But what does this mean for your wine preferences? Should you avoid one if you enjoy the other, or do they share common characteristics? Let’s delve into the world of this grape variety and explore the wine regions it calls home. By the end of our exploration, you’ll be eager to uncork a bottle of something delightful, whether it’s labeled as Primitivo (except when specifically referring to California) or Zinfandel. Remember, despite the different names, they are essentially one and the same.
While we’ll stick to calling the grape Primitivo, it’s interesting to note that its original name is ‘Tribidrag,’ originating in Croatia. Regardless of the name tag, Primitivo grapes are renowned for yielding bold and robust red wines. Typically boasting a high alcohol content, winemakers meticulously manage this aspect, fine-tuning it through the unique terroir of their vineyards and winemaking techniques. Expect full-bodied wines with rich tannins, while maintaining a relatively low acidity. Often described as “jammy,” these creations are decadent and perfect for warming up chilly evenings.

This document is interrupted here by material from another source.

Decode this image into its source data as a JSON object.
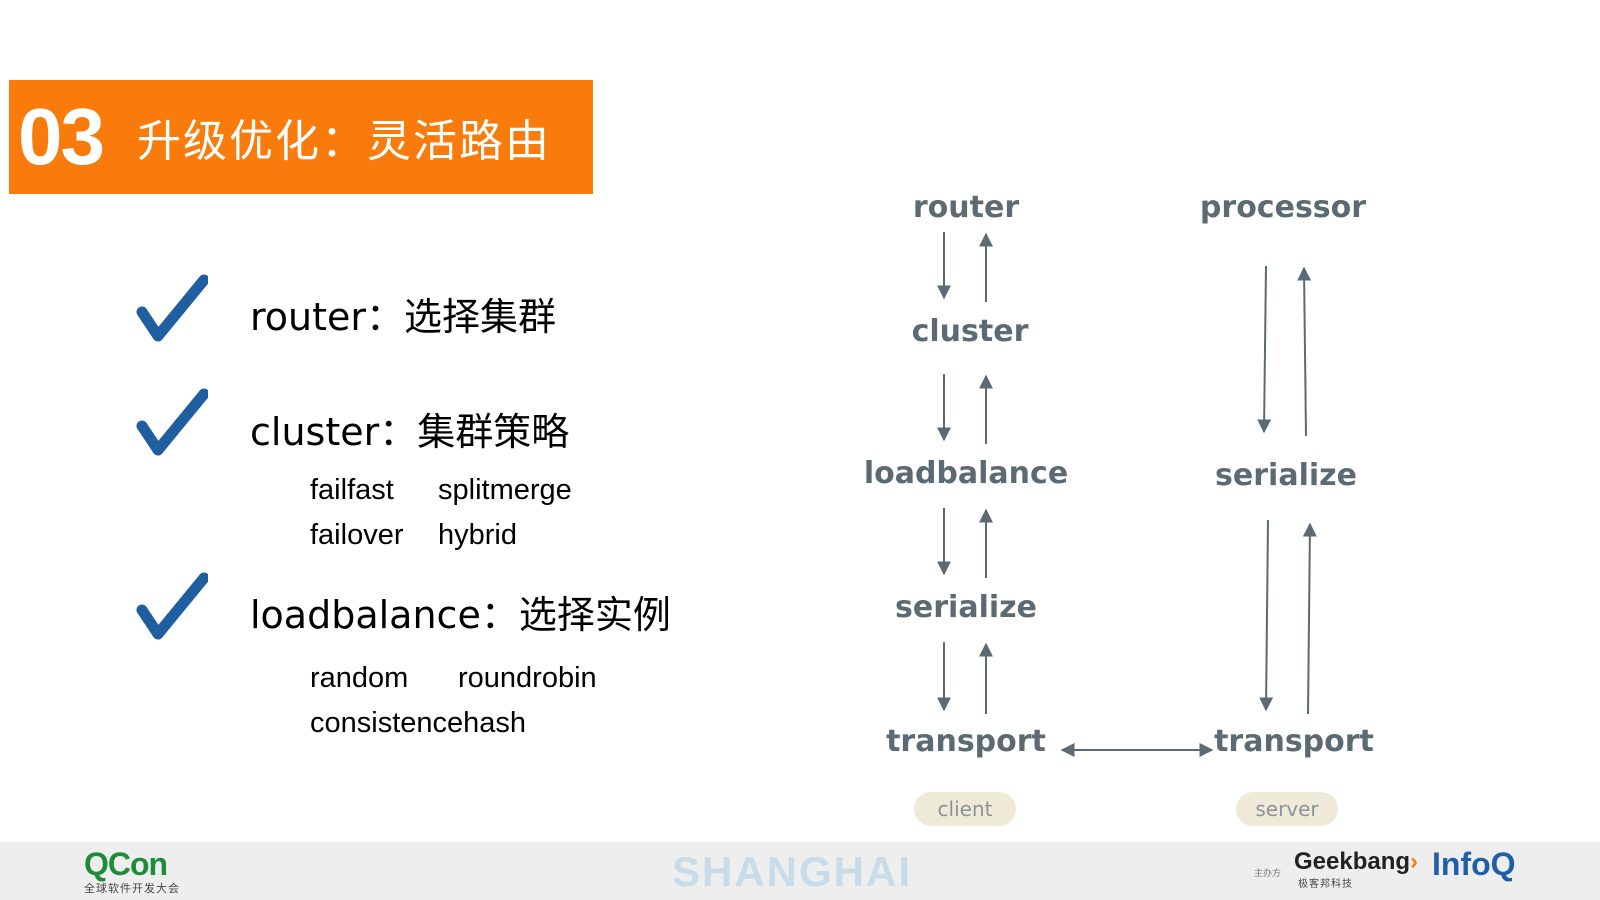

Fruit enthusiasts will revel in the enticing flavors of blackberry, strawberry, blackcurrant, raspberry, cherry, and plum found in Primitivo wines. Furthermore, Primitivo handles oak aging admirably, introducing delightful tasting notes and enhancing the natural spicy character of the grapes. Brace yourself for hints of bramble, baking spice, cinnamon, coffee, dark chocolate, tobacco, cedar, vanilla, and, almost always, a peppery kick (both black and white).
If this wine style resonates with you, exploring other renowned Italian grape varieties like Dolcetto from Piedmont and Nero d’Avola from Sicily is well worth your time. Now, let’s dive into the fascinating worlds of the two major production centers for this exceptional grape variety: Puglia and Primitivo vs. California & Zinfandel.
Starting with Puglia, often referred to as Apulia, it is situated at the back of Italy’s boot outline, akin to Veneto. Puglia boasts some truly exceptional wines, gaining recognition in recent years, with Jancis Robinson h
ailing it as ‘Italy’s New World Wine Region.’ In addition to Primitivo, Puglia is home to noteworthy grapes such as Negroamaro, Nero di Troia, and Montepulciano. The Italian style of Primitivo distinguishes itself from its Californian counterpart by being lower in alcohol and slightly fresher, featuring more defined peppery qualities due to Puglia’s cooler climate.
Now, let’s traverse the Atlantic to the expansive Californian wine region. Zinfandel has firmly established itself as a key player alongside Bordeaux-style blends. Explore not only Napa Valley but also lesser-known gems in the vast Californian wine region, such as Alexander Valley in Sonoma, Paso Robles, and Lodi, credited with producing 40% of Californian’s premium Zinfandel.
Californian Zinfandel embraces a jammy and fruit-forward nature, similar to its Italian counterpart. However, it stands out with
notably higher alcohol content and carries concentrated sugars, lending it an off-dry character. This distinctive trait is attributed to the Californian phenomenon known as ‘hang-time’ and the
uneven ripening of Zinfandel grapes. Winemakers counter this by allowing extended ‘hang-time,’ resulting in some grapesraisining and intensifying sugar concentration, producing nuanced flavors of raisins and dried figs.